- "McDonnell orders Mecklenburg Correctional Center closed". Richmond Times-Dispatch. December 13, 2011. Archived from the original on July 13, 2016. Retrieved July 13, 2016.
- "Ironclad in its time, MCC faces its own death penalty". www.sovanow.com. South Boston News & Record. Retrieved 28 January 2018.
- Robertson, Ellen. "Ex-security chief F.L. Finkbeiner dies". Richmond Times-Dispatch (14 July 2007). Retrieved 28 January 2018.
- "Facts about Virginia's Death Row" (). NBC4 Washington. Tuesday November 10, 2009. Retrieved on May 29, 2012.
- "Dennis Stockton". Death Penalty Information Center. Retrieved 28 January 2018.
- "McDonnell orders Mecklenburg Correctional Center closed", Richmond Times-Dispatch, December 2011
- "Recycle, repurpose, reuse".
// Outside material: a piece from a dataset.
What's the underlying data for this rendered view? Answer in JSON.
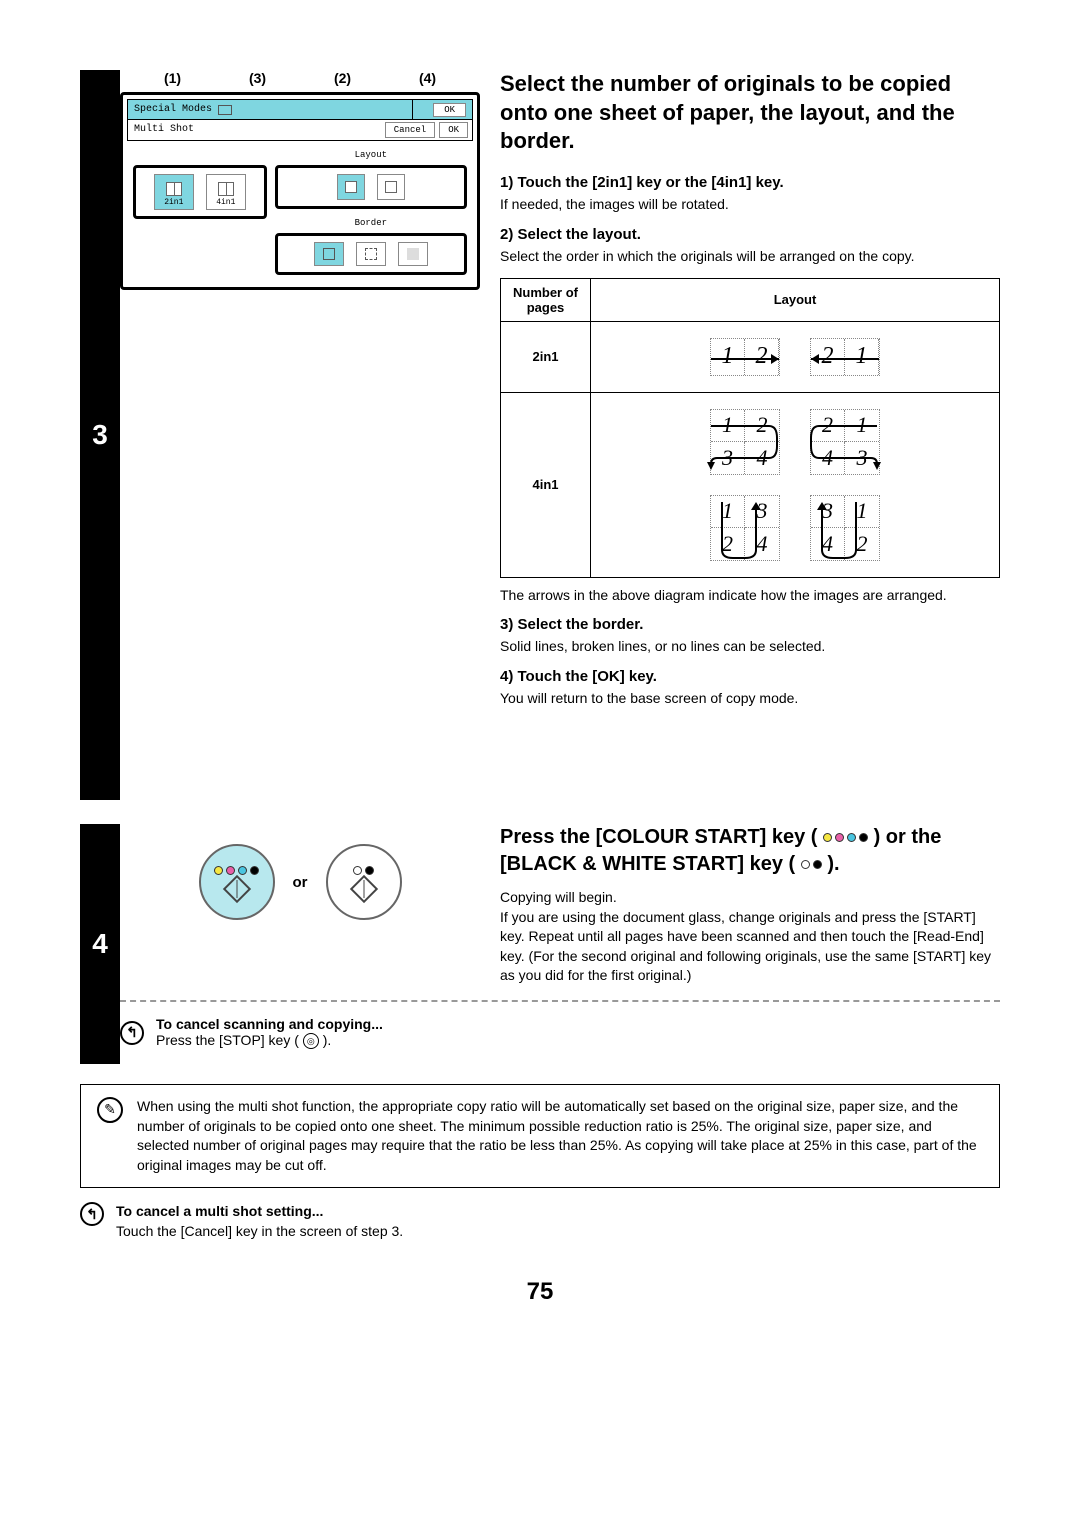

- "Escape Taught Hard Lesson - Death Row Flight Saw Fear Wipe Out Security Illusion", Frank Green and Michael Hardy, Richmond Times-Dispatch, May 29, 1994
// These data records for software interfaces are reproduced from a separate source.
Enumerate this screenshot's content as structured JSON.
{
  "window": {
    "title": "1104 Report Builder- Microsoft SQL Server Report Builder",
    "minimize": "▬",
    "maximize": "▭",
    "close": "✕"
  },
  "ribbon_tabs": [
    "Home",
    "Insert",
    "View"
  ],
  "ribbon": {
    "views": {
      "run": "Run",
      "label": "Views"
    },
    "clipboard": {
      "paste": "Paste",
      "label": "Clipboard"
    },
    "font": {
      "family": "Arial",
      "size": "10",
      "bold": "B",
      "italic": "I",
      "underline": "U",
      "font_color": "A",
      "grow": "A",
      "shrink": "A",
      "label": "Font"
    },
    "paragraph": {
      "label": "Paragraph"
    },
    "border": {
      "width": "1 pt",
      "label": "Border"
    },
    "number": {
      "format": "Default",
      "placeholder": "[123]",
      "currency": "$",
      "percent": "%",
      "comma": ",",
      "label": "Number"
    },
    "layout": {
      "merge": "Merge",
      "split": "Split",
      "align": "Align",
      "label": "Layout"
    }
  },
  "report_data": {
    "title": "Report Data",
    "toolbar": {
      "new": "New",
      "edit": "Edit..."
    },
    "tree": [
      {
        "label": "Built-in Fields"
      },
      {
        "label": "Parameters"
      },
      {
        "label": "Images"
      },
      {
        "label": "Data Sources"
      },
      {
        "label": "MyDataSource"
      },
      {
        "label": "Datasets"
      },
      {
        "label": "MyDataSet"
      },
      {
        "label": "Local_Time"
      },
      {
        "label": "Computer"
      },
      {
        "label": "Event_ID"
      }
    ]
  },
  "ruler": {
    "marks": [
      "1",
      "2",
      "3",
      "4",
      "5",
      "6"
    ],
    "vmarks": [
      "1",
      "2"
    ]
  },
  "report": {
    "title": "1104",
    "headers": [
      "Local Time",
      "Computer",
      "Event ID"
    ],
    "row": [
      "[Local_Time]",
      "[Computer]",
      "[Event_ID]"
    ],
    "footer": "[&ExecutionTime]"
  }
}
- "Plot Warnings Were in Vain", Frank Green and Wes Allison, Richmond Times-Dispatch, May 29, 1994
- "Five Years After 'Great Escape' - Bomb Set Off Prison Changes", Jim Mason, Richmond Times-Dispatch, May 30, 1989
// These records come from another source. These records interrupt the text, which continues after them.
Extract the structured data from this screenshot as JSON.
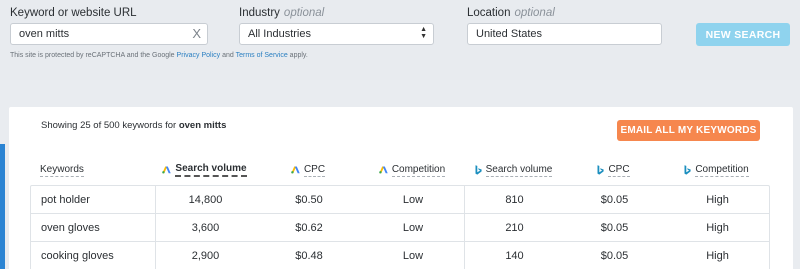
{
  "search": {
    "keyword_label": "Keyword or website URL",
    "keyword_value": "oven mitts",
    "clear_glyph": "X",
    "industry_label": "Industry",
    "industry_optional": "optional",
    "industry_value": "All Industries",
    "location_label": "Location",
    "location_optional": "optional",
    "location_value": "United States",
    "new_search_label": "NEW SEARCH",
    "recaptcha_prefix": "This site is protected by reCAPTCHA and the Google",
    "privacy_link": "Privacy Policy",
    "and_text": "and",
    "terms_link": "Terms of Service",
    "recaptcha_suffix": "apply."
  },
  "results": {
    "showing_prefix": "Showing 25 of 500 keywords for",
    "query": "oven mitts",
    "email_button": "EMAIL ALL MY KEYWORDS",
    "columns": [
      {
        "label": "Keywords",
        "icon": ""
      },
      {
        "label": "Search volume",
        "icon": "google-ads-icon"
      },
      {
        "label": "CPC",
        "icon": "google-ads-icon"
      },
      {
        "label": "Competition",
        "icon": "google-ads-icon"
      },
      {
        "label": "Search volume",
        "icon": "bing-icon"
      },
      {
        "label": "CPC",
        "icon": "bing-icon"
      },
      {
        "label": "Competition",
        "icon": "bing-icon"
      }
    ],
    "rows": [
      [
        "pot holder",
        "14,800",
        "$0.50",
        "Low",
        "810",
        "$0.05",
        "High"
      ],
      [
        "oven gloves",
        "3,600",
        "$0.62",
        "Low",
        "210",
        "$0.05",
        "High"
      ],
      [
        "cooking gloves",
        "2,900",
        "$0.48",
        "Low",
        "140",
        "$0.05",
        "High"
      ]
    ]
  },
  "colors": {
    "accent_blue": "#8fd3ee",
    "email_orange": "#f6874e",
    "link_blue": "#2a7fc1",
    "google_yellow": "#fbbc04",
    "google_blue": "#4285f4",
    "google_green": "#34a853",
    "bing_teal": "#1c8fbf"
  }
}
- "Mecklenburg Correctional Center (male classification/intake institution)." Virginia Department of Corrections. Retrieved on August 22, 2010.